Administrative health data collected from April 1, 2001, to
March 31, 2013, were used to calculate the annual incidence of diabetes within each quintile of neighborhood walkability.
|Duration||January 1, 2001 to December 31, 2012|
|Primary Outcomes Measure||Annual prevalence of overweight, obesity, and diabetes incidence, adjusted for age, sex, area income, and ethnicity|
|Baseline Characteristics||Walkability Quintiles|
|1 (Least Walkable)||2||3||4||5 (Most Walkable)|
|No. of neighborhoods||1,757||1,757||1,757||1,759||1,747|
|Pop per neighborhood, median (IQR)||551
|Nonwhite ethnicity, %||23.9||27.8||31.0||30.6||26.3|
|Socioeconomic indicators, %|
|Poverty , %||11.2||13.9||17.1||21.3||25.1|
|Retail Indicators, %|
gyms, no per
|Built Environment Characteristics|
|Walkability Score, median (range)||10.1
|Mean distance to nearest park, m||3,224||3,207||3,182||3,169||3,186|
|Results||Prevalence of Overweight and Obesity|
|Quintile||Change in Prevalence, %||95% CI, %||p value|
|1 vs 5||43.3 vs 53.5||-13.5- -6.8||<0.001|
|Quintile||Absolute change of Adjusted Annual Incidence of Diabetes||95% CI, %||p value|
|1 vs 5||-1.7||-2.8- -0.7||0.001|
|Adverse Events||Common Adverse Events: none|
|Serious Adverse Events: none|
|Percentage that Discontinued due to Adverse Events: none|
|Study Author Conclusions||In Ontario, Canada, higher neighborhood walkability was associated with decreased prevalence of overweight and obesity and decreased incidence of diabetes between 2001 and 2012.|
Many other factors can contribute to the incidence of overweight, obesity, and diabetes including genetics, personal health motivation, and lack of health education.
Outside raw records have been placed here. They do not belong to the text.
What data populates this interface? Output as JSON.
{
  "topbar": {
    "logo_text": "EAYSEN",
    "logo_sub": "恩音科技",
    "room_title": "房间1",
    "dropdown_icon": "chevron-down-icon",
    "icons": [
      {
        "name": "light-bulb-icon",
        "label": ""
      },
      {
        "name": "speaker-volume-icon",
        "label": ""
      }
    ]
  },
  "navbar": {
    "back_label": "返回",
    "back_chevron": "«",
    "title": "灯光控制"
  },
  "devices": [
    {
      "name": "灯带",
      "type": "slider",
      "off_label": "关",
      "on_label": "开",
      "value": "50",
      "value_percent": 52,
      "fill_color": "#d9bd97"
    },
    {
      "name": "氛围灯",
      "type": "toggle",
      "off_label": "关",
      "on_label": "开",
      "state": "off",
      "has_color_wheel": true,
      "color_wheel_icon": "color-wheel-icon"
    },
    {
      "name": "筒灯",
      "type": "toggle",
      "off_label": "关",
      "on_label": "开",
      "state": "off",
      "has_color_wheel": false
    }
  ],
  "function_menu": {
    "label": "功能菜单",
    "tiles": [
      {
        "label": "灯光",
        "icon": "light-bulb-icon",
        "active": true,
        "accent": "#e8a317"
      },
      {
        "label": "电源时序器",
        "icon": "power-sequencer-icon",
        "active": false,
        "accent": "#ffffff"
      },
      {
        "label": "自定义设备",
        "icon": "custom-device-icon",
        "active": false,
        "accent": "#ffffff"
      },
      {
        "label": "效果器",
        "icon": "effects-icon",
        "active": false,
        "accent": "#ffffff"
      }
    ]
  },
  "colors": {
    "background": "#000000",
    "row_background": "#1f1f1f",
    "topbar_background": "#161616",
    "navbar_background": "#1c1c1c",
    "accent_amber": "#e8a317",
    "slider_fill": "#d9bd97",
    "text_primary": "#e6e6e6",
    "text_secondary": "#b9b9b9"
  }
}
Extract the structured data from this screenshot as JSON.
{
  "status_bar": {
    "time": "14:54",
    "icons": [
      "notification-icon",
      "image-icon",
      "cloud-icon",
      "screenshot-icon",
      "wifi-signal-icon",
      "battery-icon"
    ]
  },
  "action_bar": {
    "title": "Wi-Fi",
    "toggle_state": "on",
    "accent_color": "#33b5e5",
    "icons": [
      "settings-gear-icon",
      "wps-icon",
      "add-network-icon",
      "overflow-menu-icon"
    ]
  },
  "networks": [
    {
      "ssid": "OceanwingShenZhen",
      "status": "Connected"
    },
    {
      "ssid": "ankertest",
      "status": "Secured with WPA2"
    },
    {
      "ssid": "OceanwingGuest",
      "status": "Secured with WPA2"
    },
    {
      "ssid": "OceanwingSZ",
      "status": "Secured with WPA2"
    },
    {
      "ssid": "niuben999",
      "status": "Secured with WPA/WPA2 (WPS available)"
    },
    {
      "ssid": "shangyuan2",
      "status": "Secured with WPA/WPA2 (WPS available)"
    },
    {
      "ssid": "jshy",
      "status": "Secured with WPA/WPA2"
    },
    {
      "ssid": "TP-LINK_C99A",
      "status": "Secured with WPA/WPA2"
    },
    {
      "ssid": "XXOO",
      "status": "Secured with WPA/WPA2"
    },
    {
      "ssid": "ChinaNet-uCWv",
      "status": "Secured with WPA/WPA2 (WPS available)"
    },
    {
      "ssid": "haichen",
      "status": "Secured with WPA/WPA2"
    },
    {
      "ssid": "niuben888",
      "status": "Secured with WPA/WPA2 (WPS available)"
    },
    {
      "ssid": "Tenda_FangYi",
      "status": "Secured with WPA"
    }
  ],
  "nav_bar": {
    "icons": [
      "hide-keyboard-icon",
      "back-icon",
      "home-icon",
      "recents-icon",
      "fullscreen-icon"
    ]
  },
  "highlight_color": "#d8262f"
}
Thus, further research is necessary to assess whether the observed associations are actually causal.
- Ogden CL, Carroll MD, Kit BK, Flegal KM. Prevalence of childhood and adult obesity in the United States, 2011-2012. JAMA. 2014;311(8):806-814.
- Fryar CD, Carroll MD, Ogden CL; National Center for Health Statistics, Centers for Disease Control and Prevention. NCHS health e-stat: prevalence of overweight, obesity, and extreme obesity among adults: United States, trends 1960-1962 through 2009-2010. http://www.cdc.gov/nchs/data/hestat/obesityadult/
- Geiss LS,Wang J, Cheng YJ, et al. Prevalence and incidence trends for diagnosed diabetes among adults aged 20 to 79 years, United States,1980-2012. JAMA. 2014;312(12):1218-1226.
- Nichols GA, Schroeder EB, Karter AJ, et al;SUPREME-DM Study Group. Trends in diabetes incidence among 7million insured adults,2006-2011: the SUPREME-DM project. Am J Epidemiol. 2015;181(1):32-39.
- Sallis JF, Cerin E, Conway TL, et al. Physical activity in relation to urban environments in 14 cities worldwide: a cross-sectional study. Lancet. doi:10.1016/S0140-6736(15).
- Saelens BE, Handy SL. Built environment correlates of walking: a review. Med Sci Sports Exerc. 2008;40(7)(suppl):S550-S566.